▸ **DATA FOR THIS EXERCISE**:
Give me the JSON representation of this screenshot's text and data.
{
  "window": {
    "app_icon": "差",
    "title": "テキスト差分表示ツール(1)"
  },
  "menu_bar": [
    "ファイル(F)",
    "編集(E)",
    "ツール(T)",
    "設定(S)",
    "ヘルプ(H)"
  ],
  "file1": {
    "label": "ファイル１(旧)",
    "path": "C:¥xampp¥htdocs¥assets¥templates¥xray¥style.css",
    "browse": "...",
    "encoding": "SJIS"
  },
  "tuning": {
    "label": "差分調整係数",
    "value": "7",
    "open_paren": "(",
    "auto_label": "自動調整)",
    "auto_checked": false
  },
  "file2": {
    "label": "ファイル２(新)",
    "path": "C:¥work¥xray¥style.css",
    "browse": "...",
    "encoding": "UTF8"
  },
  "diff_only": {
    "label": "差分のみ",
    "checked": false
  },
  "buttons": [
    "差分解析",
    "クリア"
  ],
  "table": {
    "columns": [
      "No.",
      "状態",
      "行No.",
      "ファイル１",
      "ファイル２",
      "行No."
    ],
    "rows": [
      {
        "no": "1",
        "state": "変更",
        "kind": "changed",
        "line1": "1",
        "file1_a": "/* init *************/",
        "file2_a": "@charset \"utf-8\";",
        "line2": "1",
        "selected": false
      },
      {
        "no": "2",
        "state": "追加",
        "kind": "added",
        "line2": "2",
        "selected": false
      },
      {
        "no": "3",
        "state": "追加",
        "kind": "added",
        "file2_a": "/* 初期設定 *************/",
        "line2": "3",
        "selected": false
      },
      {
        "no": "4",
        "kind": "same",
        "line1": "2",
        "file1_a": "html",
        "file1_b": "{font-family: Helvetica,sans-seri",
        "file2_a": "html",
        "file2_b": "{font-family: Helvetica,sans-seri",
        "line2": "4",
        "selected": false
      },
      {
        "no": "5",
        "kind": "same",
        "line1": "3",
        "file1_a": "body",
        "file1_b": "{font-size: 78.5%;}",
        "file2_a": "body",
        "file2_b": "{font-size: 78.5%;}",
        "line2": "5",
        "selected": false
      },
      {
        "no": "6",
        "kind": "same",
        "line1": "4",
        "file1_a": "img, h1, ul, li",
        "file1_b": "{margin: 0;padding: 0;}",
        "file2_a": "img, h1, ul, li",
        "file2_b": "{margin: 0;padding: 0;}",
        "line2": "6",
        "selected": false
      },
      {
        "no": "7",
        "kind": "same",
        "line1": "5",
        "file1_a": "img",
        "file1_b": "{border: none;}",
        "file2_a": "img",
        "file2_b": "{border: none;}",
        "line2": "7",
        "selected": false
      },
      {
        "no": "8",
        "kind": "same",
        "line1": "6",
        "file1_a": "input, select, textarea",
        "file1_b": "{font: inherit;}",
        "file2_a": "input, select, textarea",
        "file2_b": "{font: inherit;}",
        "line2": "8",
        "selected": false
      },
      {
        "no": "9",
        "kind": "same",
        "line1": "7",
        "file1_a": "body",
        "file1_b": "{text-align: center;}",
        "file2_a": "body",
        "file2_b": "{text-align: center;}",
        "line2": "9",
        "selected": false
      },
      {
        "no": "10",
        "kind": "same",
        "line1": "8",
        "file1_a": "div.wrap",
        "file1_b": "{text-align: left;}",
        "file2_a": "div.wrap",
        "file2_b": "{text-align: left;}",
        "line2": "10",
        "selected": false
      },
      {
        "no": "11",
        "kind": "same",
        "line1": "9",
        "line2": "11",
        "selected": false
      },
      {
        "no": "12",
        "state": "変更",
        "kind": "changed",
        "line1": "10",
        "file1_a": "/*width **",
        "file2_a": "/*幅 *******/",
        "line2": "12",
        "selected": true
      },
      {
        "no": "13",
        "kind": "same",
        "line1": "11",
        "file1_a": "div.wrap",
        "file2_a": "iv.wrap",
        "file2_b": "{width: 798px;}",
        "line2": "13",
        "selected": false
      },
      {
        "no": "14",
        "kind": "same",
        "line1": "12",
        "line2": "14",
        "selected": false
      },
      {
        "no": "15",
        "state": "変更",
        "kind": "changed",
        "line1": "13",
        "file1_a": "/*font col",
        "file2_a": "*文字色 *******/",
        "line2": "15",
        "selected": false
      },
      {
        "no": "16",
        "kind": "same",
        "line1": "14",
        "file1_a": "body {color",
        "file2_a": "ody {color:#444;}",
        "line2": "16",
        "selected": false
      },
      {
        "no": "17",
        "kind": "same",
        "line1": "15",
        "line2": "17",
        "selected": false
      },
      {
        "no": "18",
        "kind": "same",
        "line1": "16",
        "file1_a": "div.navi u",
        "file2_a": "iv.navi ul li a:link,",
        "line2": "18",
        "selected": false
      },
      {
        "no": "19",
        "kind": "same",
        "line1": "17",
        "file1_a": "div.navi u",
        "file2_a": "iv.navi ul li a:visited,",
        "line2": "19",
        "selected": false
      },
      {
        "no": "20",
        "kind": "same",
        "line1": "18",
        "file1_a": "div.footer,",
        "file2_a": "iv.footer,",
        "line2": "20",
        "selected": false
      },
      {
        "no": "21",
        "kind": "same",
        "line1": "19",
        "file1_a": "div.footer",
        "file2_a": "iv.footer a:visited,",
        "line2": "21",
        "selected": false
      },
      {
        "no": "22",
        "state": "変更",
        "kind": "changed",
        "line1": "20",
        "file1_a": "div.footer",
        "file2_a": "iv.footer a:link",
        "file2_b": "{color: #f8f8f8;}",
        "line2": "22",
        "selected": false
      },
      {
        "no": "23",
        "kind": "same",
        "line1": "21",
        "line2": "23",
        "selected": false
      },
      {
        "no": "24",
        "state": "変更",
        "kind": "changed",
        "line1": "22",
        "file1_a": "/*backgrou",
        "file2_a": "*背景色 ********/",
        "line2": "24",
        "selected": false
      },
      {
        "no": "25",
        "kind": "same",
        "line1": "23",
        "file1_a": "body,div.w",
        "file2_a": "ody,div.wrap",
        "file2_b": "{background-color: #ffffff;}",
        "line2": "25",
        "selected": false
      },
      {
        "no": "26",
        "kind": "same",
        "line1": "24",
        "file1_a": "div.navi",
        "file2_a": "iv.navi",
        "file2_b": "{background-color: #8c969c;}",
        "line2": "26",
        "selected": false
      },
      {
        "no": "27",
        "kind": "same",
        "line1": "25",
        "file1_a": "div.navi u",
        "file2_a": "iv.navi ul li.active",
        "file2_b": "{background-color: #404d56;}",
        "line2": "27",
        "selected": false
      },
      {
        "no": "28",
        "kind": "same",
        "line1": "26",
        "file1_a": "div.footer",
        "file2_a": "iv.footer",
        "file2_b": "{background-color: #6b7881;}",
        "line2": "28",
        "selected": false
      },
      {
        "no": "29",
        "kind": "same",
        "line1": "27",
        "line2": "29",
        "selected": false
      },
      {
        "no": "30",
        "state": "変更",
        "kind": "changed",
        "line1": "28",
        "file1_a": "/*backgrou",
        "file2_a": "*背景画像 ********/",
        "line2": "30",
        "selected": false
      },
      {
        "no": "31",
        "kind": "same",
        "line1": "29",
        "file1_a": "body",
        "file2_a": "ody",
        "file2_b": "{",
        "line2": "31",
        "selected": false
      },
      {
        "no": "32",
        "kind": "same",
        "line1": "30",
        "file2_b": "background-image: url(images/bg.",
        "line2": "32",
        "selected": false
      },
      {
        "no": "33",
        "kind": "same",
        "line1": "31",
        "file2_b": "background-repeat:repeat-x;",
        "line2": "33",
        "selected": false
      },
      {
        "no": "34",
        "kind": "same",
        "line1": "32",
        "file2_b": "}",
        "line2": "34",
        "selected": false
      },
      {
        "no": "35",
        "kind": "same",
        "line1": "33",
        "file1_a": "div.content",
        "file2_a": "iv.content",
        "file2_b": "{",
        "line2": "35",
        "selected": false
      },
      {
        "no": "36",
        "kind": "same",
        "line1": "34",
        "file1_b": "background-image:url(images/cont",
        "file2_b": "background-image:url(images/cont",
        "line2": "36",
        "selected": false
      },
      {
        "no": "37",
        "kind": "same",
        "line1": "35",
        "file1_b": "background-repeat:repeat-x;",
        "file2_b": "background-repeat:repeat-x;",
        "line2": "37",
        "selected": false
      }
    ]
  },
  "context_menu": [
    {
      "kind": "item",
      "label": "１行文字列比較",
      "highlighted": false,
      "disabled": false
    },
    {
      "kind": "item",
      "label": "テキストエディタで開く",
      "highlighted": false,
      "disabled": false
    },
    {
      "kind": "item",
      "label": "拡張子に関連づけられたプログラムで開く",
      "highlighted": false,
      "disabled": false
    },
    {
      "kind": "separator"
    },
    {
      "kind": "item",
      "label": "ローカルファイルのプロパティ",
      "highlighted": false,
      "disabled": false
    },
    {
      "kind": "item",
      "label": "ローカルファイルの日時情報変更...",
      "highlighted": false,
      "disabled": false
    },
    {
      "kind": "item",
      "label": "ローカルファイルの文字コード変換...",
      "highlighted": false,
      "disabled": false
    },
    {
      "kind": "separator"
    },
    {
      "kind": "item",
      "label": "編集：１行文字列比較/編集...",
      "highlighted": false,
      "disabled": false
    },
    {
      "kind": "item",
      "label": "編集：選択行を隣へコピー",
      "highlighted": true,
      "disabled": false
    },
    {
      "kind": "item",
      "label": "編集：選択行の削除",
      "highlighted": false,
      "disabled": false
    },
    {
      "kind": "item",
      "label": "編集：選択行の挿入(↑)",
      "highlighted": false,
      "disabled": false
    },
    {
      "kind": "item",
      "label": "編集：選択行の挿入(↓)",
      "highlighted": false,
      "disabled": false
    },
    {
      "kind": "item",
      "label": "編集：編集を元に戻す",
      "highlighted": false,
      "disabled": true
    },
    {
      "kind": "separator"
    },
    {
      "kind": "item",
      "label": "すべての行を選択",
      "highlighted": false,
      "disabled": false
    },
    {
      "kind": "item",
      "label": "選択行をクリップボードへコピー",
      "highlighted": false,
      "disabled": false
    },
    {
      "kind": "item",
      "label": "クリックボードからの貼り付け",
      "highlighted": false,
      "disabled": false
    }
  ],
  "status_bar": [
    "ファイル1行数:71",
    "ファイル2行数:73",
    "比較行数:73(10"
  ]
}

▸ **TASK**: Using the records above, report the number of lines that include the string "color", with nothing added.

▸ **FINISHED EXERCISE**: 7